Women writers and reformers
American women endured many
inequalities in the 19th century:
They were denied the vote, barred from professional schools and
most higher education, forbidden to speak in public and even
attend public conventions, and unable to own property. Despite
these obstacles, a strong women's network sprang up. Through
letters, personal friendships, formal meetings, women's
newspapers, and books, women furthered social change.
Intellectual women drew parallels between themselves and slaves.
They courageously demanded fundamental reforms, such as the
abolition of slavery and women's suffrage, despite social
ostracism and sometimes financial ruin. Their works were the
vanguard of intellectual expression of a larger women's literary
tradition that included the sentimental novel. Women's
sentimental novels, such as Harriet Beecher Stowe's Uncle
, were enormously popular.

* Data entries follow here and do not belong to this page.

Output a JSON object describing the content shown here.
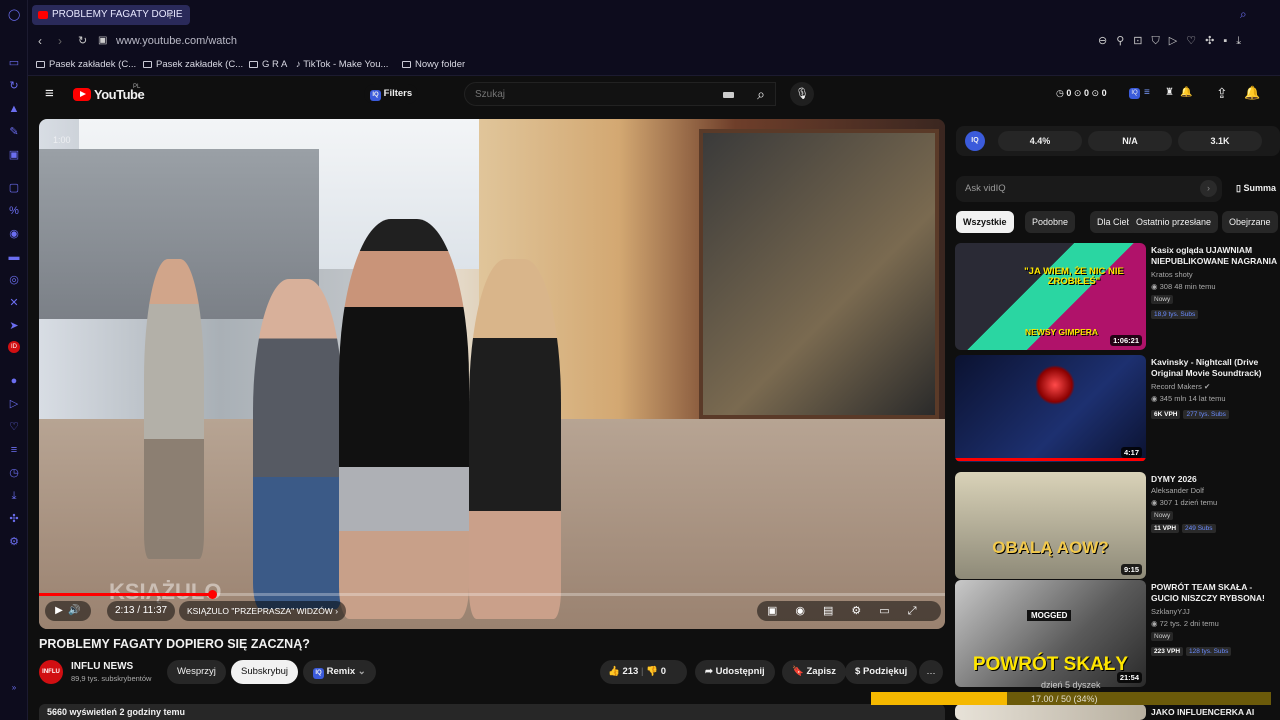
{
  "browser": {
    "tab_title": "PROBLEMY FAGATY DOPIE",
    "url": "www.youtube.com/watch",
    "bookmarks": [
      "Pasek zakładek (C...",
      "Pasek zakładek (C...",
      "G R A",
      "TikTok - Make You...",
      "Nowy folder"
    ]
  },
  "youtube": {
    "logo": "YouTube",
    "logo_region": "PL",
    "filters_label": "Filters",
    "search_placeholder": "Szukaj",
    "header_counts": [
      "0",
      "0",
      "0"
    ]
  },
  "player": {
    "corner_time": "1:00",
    "time": "2:13 / 11:37",
    "chapter": "KSIĄŻULO \"PRZEPRASZA\" WIDZÓW",
    "progress_fraction": 0.191,
    "watermark": "KSIĄŻULO"
  },
  "video": {
    "title": "PROBLEMY FAGATY DOPIERO SIĘ ZACZNĄ?",
    "channel_name": "INFLU NEWS",
    "subscribers": "89,9 tys. subskrybentów",
    "avatar_text": "INFLU",
    "support_label": "Wesprzyj",
    "subscribe_label": "Subskrybuj",
    "remix_label": "Remix",
    "likes": "213",
    "dislikes": "0",
    "share_label": "Udostępnij",
    "save_label": "Zapisz",
    "thanks_label": "Podziękuj",
    "views_line": "5660 wyświetleń  2 godziny temu"
  },
  "vidiq": {
    "stats": [
      "4.4%",
      "N/A",
      "3.1K"
    ],
    "ask_placeholder": "Ask vidIQ",
    "summary_label": "Summa"
  },
  "chips": [
    "Wszystkie",
    "Podobne",
    "Dla Ciebie",
    "Ostatnio przesłane",
    "Obejrzane"
  ],
  "recommendations": [
    {
      "title": "Kasix ogląda UJAWNIAM NIEPUBLIKOWANE NAGRANIA ...",
      "channel": "Kratos shoty",
      "meta": "308  48 min temu",
      "badge": "Nowy",
      "tags": [
        "18,9 tys. Subs"
      ],
      "duration": "1:06:21",
      "thumb_text": "\"JA WIEM, ŻE NIC NIE ZROBIŁEŚ\"",
      "thumb_sub": "NEWSY GIMPERA"
    },
    {
      "title": "Kavinsky - Nightcall (Drive Original Movie Soundtrack) (Official Audio)",
      "channel": "Record Makers",
      "meta": "345 mln  14 lat temu",
      "badge": "",
      "tags": [
        "6K VPH",
        "277 tys. Subs"
      ],
      "duration": "4:17",
      "thumb_text": "",
      "thumb_sub": ""
    },
    {
      "title": "DYMY 2026",
      "channel": "Aleksander Dolf",
      "meta": "307  1 dzień temu",
      "badge": "Nowy",
      "tags": [
        "11 VPH",
        "249 Subs"
      ],
      "duration": "9:15",
      "thumb_text": "OBALĄ AOW?",
      "thumb_sub": ""
    },
    {
      "title": "POWRÓT TEAM SKAŁA - GUCIO NISZCZY RYBSONA! PASHA ...",
      "channel": "SzklanyYJJ",
      "meta": "72 tys.  2 dni temu",
      "badge": "Nowy",
      "tags": [
        "223 VPH",
        "128 tys. Subs"
      ],
      "duration": "21:54",
      "thumb_text": "POWRÓT SKAŁY",
      "thumb_sub": "MOGGED"
    },
    {
      "title": "JAKO INFLUENCERKA AI",
      "channel": "",
      "meta": "",
      "badge": "",
      "tags": [],
      "duration": "",
      "thumb_text": "",
      "thumb_sub": ""
    }
  ],
  "download": {
    "line1": "dzień 5 dyszek",
    "line2": "17.00 / 50 (34%)",
    "fraction": 0.34
  },
  "colors": {
    "accent": "#ff0000",
    "vidiq": "#3b5bdb",
    "browser_accent": "#6b6ef0",
    "download": "#f5b800"
  }
}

They appealed to the emotions
often dramatized contentious social issues, particularly those
touching the family and women's roles and responsibilities.